#### What the exercise asks
Go through the data underneath and report how many lines hold the string "Image", giving only the number.
::: Records to use
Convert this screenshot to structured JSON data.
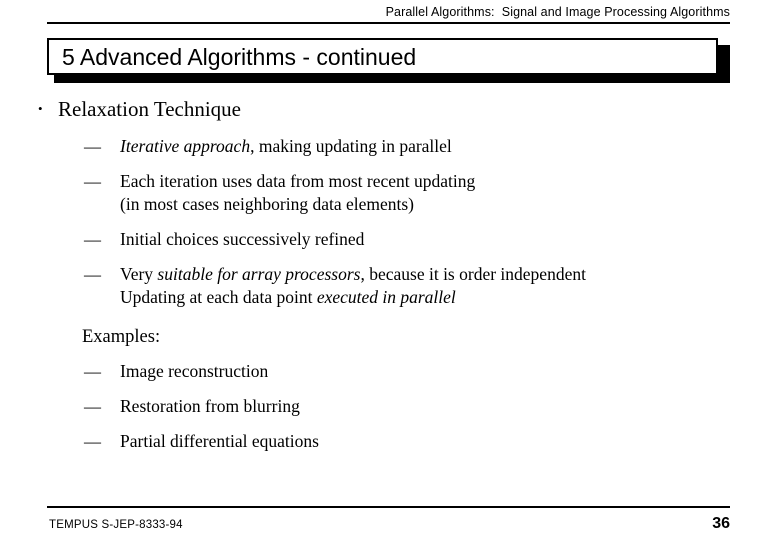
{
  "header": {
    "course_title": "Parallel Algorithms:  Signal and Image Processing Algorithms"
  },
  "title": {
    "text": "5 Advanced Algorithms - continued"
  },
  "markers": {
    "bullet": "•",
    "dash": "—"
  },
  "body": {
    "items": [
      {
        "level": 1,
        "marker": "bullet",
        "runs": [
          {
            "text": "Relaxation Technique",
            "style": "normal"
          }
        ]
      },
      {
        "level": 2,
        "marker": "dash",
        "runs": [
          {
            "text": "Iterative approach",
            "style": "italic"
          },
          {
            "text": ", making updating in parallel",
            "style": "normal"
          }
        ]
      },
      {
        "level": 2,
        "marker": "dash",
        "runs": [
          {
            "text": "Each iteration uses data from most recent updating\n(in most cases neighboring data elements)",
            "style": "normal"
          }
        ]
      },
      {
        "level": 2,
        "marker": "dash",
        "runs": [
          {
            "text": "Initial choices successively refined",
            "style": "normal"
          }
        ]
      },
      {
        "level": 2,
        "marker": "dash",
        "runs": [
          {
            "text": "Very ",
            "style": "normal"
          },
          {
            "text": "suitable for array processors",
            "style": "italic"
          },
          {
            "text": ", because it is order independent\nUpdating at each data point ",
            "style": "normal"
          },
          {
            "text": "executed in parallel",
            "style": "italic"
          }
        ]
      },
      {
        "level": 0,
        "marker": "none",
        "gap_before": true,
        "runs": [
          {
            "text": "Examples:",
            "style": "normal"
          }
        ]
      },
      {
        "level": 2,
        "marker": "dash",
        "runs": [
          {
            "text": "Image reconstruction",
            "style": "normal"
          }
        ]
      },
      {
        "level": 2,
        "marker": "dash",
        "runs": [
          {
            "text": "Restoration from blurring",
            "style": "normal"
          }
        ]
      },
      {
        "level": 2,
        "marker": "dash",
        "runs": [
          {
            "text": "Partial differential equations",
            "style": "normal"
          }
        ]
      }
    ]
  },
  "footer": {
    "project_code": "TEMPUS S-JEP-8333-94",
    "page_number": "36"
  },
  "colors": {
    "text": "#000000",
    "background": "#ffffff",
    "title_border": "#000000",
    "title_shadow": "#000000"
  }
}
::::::
#### Written solution
2